Our special topic series on US higher education continues in today’s column with the special subject of ‘accreditation’. Accreditation is a system for recognising educational institutions and professional programmes for their level of quality, performance, and integrity based on published criteria and standards. The process of accreditation validates the integrity of an educational programme and/or institution and for the student, it is an indication that the institution or programme meets certain standards of excellence. If the university or programme that a student attends/pursues is not accredited, the degree may not be recognised by employers, other universities, governments of other countries, or a home country’s department of education.
Also, only an I-20 document issued by an accredited college or university to international students may be used to apply for a US student visa. The accreditation process serves the purpose of not only verifying that an institution or programme meets established standards but also assists students in selecting acceptable institutions for their applications, helps institutes in determining the acceptability of transfer credits, establishes criteria for professional certification and licensure, and stimulates a general raising of standards among educational institutions. In the United States, there are two major types of accreditations –institutional and programmatic.
Institutional accreditation is granted by regional and national accrediting commissions, while programmatic (professional) accreditation is granted by commissions managed by professional organisations in fields such as engineering, journalism, business studies, and architecture. There is no federal ministry of education or other centralised authority in the United States that exercises single national control over post-secondary educational institutions in the country.
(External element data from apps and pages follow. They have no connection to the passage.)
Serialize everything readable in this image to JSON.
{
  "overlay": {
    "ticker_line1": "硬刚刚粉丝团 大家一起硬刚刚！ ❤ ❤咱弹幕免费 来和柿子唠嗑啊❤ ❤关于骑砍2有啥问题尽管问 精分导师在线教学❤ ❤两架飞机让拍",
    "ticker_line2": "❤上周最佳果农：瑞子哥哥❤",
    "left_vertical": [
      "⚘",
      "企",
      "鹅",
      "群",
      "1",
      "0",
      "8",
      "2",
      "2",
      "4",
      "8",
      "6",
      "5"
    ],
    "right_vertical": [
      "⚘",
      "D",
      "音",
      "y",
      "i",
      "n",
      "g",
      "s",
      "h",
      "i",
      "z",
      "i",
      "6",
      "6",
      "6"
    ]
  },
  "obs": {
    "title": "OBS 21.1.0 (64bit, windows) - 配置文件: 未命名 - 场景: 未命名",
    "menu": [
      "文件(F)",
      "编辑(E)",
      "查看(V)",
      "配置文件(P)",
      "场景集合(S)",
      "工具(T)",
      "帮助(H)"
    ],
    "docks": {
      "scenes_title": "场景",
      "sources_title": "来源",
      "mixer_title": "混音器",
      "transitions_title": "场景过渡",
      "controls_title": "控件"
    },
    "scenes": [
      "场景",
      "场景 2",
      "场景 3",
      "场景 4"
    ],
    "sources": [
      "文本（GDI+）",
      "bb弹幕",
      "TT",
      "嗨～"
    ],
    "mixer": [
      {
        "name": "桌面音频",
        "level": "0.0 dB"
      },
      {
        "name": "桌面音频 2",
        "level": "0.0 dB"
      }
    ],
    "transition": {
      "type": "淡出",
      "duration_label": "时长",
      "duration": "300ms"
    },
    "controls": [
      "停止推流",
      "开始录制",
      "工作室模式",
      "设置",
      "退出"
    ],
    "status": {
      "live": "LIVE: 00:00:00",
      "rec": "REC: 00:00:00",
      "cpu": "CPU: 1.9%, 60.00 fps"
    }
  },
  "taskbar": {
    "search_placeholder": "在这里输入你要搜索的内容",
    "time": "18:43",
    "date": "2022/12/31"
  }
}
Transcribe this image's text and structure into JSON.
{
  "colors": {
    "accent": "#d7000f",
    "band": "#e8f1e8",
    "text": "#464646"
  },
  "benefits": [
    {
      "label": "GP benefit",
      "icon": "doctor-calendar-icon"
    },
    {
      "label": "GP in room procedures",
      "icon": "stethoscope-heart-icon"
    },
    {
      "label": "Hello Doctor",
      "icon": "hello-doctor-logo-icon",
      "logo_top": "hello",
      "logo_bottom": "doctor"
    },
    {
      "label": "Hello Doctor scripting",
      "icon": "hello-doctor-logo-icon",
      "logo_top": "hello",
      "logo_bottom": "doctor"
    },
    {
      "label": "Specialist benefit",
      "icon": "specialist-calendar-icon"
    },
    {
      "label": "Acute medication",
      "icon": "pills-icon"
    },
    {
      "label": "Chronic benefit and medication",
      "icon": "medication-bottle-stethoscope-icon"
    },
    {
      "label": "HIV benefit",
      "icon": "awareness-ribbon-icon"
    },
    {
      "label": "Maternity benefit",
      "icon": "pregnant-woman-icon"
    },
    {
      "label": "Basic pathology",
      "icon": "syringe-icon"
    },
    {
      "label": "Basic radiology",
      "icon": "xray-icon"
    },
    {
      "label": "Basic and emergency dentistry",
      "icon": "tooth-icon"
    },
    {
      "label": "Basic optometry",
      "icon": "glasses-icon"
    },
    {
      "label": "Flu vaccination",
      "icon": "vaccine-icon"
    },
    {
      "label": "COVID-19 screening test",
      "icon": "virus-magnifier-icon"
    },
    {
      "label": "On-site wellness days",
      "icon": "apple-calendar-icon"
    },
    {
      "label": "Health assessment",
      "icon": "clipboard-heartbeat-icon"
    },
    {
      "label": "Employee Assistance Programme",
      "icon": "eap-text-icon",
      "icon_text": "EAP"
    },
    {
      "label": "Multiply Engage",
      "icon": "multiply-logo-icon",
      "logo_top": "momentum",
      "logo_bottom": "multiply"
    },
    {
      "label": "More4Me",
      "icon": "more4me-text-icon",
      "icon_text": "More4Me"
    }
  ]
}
The states assume varying degrees of control over education, but, in general, institutions of higher education are permitted to operate with considerable independence and autonomy. As a consequence, American educational institutions can vary widely in the character and quality of their programmes and accreditation is purely voluntary and self–regulatory.
International students applying to US colleges and universities may find out if a course or university is accredited by visiting the database of accredited programmes and institutions published by the US Department of Education at https://ope.ed.gov/dapip/#/home or the Department of Homeland Security at https://studyinthestates.dhs.gov/school-search. In next week’s column, we will continue the discussion on accreditations and talk about programmatic or professional accreditations. — Monika Setia (Regional Officer and EducationUSA Adviser at the United States-India Educational Foundation based at the US Consulate General Hyderabad.
(Please visit https://educationusa.state.gov/centers/educationusa-usief-hyderabad for more information)
Q. What are the different types of student visas available to study in the United States? — Pragnya
A. All international students must begin their studies in the United States on a student visa. Most non-US citizens who wish to study in the United States will seek an F-1 (non-immigrant) student visa, but there are other visa types that are sometimes authorised for those who study in the United States. Here is a short description of the different visa types that involve study:
• F-1, or Student Visa: This visa is the most common for those who wish to engage in academic studies in the United States. It is for people who want to study at an accredited US college or university or to study English at a university or intensive English language institute.
• J-1, or Exchange Visitor: This visa is for people who will be participating in an exchange visitor programme in the United States. The “J” visa is for educational and cultural exchange programmes.
• M-1, or Student Visa: This visa is for those who will be engaged in non-academic or vocational study or training at an institution in the United States. The US Department of State, Bureau of Consular Affairs is your official source on Student Visas. Read more here – https://travel.state.gov/content/travel/en/us-visas/study/student-
Q. Please elaborate on how should one prepare transcripts for undergraduate applications to US universities? — Akhil
A. Academic records are generally referred to as transcripts in the US higher education system. For an undergraduate applicant, the admissions offices at US institutions review the academic record of a student for the last four years, i.e. records from 9th through 12th standard. If the student is currently in 12th, then the records up to 11th standard are to be submitted at the time of the application along with possible mid-year grades or the predicted scores for 12th standard. US universities require academic documents or transcripts in a particular fashion. Very importantly, the transcript has to be officially issued by the school or the board of education under which the student pursued his/her schooling. Photocopies of mark sheets or report cards are not acceptable. Additionally, the transcript should list all subjects/courses that the student has taken in each year of their education, with corresponding marks/grades received on each subject. All academic records have to be in the English language and should carry the seal or stamp of the school/education board to be considered official. Generally, getting one set of these transcripts (one for each level of class, i.e. 9th, 10th, 11th, and 12th) should suffice. At the time of application, school counselors scan/photocopy mark sheets and upload them on the application portal. For the final admission, original mark sheets are verified against transcripts by the admitting US institution.